State how many lines below hold the word "icon". Give that number and no other text.

RECORDS FOR THIS TASK section start

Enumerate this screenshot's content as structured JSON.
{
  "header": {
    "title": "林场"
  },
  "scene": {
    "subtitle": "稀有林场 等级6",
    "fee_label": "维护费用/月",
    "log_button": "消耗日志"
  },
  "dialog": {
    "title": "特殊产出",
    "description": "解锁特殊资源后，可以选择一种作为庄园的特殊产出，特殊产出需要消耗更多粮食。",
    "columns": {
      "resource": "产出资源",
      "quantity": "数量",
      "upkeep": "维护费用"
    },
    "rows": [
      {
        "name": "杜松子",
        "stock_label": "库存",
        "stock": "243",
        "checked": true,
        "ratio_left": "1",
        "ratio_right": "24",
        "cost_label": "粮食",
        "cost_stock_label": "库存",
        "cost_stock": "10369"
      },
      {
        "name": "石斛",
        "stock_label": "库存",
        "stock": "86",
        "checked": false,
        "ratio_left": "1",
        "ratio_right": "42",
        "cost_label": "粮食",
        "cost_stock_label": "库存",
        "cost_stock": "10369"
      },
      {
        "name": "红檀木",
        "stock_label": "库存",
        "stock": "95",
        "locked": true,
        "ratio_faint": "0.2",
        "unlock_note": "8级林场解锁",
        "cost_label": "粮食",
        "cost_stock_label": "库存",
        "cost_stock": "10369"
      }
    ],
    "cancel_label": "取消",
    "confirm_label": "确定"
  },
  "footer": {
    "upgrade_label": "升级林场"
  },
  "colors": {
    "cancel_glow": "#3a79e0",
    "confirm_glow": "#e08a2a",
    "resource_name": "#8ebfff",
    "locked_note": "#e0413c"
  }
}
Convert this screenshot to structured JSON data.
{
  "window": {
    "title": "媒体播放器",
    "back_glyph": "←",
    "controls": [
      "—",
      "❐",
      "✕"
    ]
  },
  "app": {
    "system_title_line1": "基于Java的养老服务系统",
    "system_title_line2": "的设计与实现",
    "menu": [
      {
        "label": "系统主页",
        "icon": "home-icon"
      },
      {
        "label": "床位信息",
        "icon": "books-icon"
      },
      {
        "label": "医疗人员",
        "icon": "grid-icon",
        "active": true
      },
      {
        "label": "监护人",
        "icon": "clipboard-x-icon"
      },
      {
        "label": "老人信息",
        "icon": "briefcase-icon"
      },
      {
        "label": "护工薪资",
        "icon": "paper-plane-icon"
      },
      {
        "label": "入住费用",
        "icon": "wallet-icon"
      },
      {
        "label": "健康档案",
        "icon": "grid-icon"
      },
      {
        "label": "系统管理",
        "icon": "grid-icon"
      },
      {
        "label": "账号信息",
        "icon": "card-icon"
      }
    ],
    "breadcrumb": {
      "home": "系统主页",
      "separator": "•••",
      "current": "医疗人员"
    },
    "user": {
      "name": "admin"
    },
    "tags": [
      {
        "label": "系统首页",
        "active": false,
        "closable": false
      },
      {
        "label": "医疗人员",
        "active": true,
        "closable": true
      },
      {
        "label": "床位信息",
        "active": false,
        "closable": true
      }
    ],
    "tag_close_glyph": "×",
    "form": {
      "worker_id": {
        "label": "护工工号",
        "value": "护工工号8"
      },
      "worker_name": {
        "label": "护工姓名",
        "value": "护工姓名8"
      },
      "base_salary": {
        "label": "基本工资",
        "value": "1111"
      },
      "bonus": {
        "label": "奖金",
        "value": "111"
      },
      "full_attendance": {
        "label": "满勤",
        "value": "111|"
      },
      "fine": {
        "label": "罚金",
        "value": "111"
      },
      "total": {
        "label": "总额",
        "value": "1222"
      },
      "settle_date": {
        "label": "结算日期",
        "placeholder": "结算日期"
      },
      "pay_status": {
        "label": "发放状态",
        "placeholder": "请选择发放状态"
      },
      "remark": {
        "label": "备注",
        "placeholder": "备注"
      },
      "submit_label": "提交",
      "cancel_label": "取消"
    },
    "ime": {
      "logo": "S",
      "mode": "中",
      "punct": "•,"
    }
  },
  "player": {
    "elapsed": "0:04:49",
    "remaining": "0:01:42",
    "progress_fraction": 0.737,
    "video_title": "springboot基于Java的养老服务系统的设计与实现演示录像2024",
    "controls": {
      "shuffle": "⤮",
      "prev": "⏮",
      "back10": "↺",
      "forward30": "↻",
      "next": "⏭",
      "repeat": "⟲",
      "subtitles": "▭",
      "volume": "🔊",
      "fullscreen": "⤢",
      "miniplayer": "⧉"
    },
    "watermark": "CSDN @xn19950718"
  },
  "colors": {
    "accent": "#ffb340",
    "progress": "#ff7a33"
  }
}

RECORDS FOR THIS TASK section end

ANSWER TO THIS TASK → 10